“Russian terrorists did this. … And my father is Russian, from Belgorod!” Galina, a 63-year-old cashier, says as she pulls her belongings from the wreckage of what used to be her apartment. As she gestures at the rubble behind her, she tells us, “They dumped an enormous bomb from a plane over there, at what used to be our flat.” Galina and her husband, Sergey, also 63, have not left the city because they have nowhere to go. “Anyway, [President Vladimir] Putin’s tentacles are reaching everywhere, even to Lviv,” she says, referring to an airstrike on a volunteer base that killed dozens of soldiers several days ago across the country in western Ukraine. “He has to be stopped. He has to be killed ― that is the only way.”
The foundations of half-a-dozen apartments remain, but the front walls have been blown off and most people’s possessions lie on the ground among the smashed stones. It is here that Galina and Sergey rummage through the wreckage trying to salvage what they can. The husks of two cars, now just piles of twisted black metal, lie on the street outside.

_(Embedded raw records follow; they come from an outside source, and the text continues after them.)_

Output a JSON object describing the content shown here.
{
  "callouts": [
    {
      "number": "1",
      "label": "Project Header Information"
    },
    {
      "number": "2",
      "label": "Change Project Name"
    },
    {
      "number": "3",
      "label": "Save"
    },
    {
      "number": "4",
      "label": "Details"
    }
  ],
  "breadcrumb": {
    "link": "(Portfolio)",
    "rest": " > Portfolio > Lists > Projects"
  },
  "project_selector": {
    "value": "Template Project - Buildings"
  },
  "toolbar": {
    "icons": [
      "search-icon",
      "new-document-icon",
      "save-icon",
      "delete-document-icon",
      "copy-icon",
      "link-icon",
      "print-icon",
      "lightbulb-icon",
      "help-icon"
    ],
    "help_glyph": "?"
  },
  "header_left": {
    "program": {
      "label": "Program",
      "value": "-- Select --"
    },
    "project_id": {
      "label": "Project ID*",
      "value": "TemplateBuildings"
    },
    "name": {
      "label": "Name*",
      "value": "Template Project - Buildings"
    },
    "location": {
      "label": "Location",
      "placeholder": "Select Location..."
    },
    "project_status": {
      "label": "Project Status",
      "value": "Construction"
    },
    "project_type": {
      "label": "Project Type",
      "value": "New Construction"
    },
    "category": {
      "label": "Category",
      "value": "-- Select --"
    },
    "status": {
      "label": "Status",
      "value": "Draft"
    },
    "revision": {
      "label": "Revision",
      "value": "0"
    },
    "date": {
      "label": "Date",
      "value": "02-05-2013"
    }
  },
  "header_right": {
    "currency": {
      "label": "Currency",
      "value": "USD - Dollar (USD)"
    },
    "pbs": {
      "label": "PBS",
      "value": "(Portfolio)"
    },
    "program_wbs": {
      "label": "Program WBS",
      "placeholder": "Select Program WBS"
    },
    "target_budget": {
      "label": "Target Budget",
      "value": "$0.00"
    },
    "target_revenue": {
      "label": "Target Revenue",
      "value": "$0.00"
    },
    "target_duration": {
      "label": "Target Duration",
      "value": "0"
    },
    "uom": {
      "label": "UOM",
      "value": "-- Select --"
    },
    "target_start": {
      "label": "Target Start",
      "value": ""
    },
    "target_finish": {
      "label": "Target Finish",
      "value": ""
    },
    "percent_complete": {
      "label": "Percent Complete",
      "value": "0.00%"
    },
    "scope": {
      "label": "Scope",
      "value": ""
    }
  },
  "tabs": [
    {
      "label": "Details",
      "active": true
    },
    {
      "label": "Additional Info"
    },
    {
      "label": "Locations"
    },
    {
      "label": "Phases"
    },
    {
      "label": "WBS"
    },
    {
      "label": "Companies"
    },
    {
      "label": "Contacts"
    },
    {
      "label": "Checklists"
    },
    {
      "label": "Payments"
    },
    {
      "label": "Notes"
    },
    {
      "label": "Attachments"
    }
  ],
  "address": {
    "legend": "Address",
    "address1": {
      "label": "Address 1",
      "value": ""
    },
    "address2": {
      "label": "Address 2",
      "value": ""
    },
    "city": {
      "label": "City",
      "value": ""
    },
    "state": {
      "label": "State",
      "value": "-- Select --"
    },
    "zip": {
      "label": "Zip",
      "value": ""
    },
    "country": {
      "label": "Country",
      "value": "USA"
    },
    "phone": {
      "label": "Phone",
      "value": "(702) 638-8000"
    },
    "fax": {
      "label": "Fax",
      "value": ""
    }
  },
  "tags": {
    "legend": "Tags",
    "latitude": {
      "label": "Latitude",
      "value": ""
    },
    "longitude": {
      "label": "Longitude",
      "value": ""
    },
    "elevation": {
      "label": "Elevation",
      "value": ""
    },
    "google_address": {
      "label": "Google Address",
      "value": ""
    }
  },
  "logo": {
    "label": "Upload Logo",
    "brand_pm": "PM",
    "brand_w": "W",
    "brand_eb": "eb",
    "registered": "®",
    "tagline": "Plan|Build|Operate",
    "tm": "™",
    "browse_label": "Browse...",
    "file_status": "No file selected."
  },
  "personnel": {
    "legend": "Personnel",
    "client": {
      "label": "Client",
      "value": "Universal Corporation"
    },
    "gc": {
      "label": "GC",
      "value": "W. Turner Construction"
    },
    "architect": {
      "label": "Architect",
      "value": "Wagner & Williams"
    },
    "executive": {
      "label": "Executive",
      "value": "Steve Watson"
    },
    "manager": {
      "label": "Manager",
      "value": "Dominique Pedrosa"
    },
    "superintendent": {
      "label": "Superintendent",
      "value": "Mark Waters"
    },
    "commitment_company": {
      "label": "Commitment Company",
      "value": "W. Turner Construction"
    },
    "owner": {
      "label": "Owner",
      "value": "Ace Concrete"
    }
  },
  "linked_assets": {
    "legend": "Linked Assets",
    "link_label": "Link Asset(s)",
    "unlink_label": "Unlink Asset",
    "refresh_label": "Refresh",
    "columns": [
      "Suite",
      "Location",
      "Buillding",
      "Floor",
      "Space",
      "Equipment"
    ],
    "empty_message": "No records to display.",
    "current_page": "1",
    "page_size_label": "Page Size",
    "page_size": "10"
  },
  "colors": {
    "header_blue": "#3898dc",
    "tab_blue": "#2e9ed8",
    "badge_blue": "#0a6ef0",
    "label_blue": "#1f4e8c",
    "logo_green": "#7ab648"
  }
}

Despite the carnage that has been inflicted on the people of Kharkiv, they say that their relatives in Russia refuse to believe that anything untoward has happened to them. The irony, Galina says, is that “Kharkiv is — or at least was ― a pro-Russian city! Everyone here speaks Russian and has family over the border.” But now sympathies for Russia have evaporated, replaced with burning hatred. Perhaps unexpectedly, it is here in the Russian-speaking east that you hear the most passionate denunciations of Putin and the Russian attack on Ukraine. [Continue reading…]